Here's a scenario of a happy journey: coming home after winning the world cup, or traveling air force one after securing an explosive interview with the POTUS, or being wedged between the cheerleaders of the team who is bringing the world cup home, pressed unto them by the thrust of the plane's engine, watching as they strip off to sun-tan (and hey, it's *always* sunny up there).
But what you get instead is the constipated businessman. The crying infant. The dude with the gigantic femurs caressing your back. The middle aged woman in the aisle seat across the aisle who's sobbing silently before the landing, and ululating through yellow teeth afterwards. The pushing and shuffling, the impatient glares, the exposure to seasonal disease. Here's truth, ladies and gentlemen: there's no room for pretentiousness up there in the stratosphere. Even the guy with the binoculars pointed downward in the direction of the porthole had come to terms with it. Even the trained stewardess had come to terms with it. The truth is here, you can either don your eye mask and tune it out, or whisper furiously to your prayer beads, or try to follow the hollow plot (as hollow as this fuselage) of this trashy novel (belonging to the genre of, you got that right!: airport novels). Aircrafts are airports, an extremity of them anyway: you've been picked up at an airport by an aircraft, you're gonna be dejected at an airport by an aircraft. After the metabolism of time zones and international treaties have secreted their juices unto you. After the pointed questioning and cavity search and soul searching.
The 20th century have divided people into tow groups: those who experienced air travel and those who didn't. The 21st century is probably gonna divide people into two different groups: those who sob at airports and those who don't.

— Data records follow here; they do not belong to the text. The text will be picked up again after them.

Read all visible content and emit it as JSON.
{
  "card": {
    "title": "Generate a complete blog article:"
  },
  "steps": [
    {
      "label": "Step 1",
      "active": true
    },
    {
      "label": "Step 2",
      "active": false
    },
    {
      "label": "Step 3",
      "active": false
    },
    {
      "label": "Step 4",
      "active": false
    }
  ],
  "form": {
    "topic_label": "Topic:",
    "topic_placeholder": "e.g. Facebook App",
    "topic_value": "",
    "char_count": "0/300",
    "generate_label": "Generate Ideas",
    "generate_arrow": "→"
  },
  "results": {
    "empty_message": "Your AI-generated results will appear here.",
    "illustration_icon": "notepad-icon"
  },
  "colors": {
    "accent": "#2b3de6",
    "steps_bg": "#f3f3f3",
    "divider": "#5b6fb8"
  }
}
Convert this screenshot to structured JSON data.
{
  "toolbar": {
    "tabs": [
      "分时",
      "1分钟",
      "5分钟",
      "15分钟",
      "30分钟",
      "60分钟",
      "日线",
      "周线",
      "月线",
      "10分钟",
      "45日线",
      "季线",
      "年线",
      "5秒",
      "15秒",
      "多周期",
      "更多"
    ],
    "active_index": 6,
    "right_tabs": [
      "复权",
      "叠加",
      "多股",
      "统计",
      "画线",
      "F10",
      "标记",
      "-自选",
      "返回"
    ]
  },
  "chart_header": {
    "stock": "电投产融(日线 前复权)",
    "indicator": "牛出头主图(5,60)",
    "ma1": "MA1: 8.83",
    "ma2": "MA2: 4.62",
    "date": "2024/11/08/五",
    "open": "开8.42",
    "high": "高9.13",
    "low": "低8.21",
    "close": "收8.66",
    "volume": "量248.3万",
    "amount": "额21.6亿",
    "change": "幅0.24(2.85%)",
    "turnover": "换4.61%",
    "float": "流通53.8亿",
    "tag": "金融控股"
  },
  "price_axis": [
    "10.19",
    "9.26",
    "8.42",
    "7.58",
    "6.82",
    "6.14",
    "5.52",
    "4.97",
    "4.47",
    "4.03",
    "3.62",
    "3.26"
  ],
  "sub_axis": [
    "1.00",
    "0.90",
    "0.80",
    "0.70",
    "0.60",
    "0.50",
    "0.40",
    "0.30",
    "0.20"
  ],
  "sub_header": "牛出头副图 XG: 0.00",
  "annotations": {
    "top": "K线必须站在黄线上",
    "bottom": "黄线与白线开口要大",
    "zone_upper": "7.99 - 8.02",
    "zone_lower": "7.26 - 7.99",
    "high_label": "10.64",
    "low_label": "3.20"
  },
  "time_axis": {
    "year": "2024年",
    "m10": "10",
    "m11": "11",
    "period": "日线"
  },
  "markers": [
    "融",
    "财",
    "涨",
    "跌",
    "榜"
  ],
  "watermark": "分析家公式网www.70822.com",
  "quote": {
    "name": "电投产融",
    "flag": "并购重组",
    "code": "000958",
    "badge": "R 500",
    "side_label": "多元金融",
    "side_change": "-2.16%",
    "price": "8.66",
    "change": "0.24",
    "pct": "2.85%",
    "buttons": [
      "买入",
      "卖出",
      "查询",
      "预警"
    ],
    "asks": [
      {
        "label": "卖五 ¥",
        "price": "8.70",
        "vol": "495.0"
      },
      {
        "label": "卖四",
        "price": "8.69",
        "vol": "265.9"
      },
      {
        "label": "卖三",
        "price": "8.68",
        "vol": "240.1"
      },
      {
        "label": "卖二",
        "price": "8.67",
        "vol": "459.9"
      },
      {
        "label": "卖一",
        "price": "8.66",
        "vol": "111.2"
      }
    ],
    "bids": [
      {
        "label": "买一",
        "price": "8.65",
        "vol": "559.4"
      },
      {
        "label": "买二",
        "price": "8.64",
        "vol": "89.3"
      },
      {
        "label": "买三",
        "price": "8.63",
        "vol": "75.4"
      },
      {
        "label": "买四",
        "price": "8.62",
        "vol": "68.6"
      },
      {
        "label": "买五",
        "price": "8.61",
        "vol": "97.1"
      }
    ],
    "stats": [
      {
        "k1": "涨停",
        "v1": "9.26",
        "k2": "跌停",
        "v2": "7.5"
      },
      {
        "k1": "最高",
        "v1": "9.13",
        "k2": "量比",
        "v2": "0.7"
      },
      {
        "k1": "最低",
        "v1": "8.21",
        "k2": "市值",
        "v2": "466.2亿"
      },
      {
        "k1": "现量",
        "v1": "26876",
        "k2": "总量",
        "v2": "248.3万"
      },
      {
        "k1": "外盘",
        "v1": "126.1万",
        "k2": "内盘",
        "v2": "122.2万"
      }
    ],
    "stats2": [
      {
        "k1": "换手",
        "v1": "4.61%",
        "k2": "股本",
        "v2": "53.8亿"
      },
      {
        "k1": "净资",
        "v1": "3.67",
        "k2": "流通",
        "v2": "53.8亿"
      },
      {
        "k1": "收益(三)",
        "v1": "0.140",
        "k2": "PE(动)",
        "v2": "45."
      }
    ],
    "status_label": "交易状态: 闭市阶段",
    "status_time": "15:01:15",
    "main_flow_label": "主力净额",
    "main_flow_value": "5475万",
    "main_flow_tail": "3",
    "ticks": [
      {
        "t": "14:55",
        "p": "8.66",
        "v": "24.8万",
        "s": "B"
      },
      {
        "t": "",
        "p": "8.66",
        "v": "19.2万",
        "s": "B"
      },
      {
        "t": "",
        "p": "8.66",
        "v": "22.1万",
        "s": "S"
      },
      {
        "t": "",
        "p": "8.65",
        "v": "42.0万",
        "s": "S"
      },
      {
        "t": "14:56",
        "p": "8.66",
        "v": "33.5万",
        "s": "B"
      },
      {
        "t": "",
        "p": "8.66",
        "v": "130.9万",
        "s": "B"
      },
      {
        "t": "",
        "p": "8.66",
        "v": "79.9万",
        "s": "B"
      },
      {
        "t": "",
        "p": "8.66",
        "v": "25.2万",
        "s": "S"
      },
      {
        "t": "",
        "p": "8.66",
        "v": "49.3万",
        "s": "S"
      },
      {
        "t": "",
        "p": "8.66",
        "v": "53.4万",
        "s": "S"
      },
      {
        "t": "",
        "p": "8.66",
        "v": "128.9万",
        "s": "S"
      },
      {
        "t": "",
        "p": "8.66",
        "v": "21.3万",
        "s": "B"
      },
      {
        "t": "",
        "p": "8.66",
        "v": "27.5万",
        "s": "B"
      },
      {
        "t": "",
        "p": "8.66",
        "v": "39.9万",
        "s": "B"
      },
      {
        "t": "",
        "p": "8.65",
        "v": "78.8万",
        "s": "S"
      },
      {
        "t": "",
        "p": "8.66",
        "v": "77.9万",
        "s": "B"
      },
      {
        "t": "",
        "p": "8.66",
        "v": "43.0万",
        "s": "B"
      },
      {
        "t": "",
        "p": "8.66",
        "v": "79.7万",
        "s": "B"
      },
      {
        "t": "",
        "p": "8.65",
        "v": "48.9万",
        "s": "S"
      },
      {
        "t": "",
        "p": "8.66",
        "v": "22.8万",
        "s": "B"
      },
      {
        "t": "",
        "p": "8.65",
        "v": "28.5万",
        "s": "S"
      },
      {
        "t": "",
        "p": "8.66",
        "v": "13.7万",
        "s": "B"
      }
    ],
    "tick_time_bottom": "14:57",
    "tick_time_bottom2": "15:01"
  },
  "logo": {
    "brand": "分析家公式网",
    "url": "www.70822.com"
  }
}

Congrats on a safe and auspicious voyage, everyone. I hope you enjoy your terrestrial time. And I sure hope you remembered to fasten your seat belts.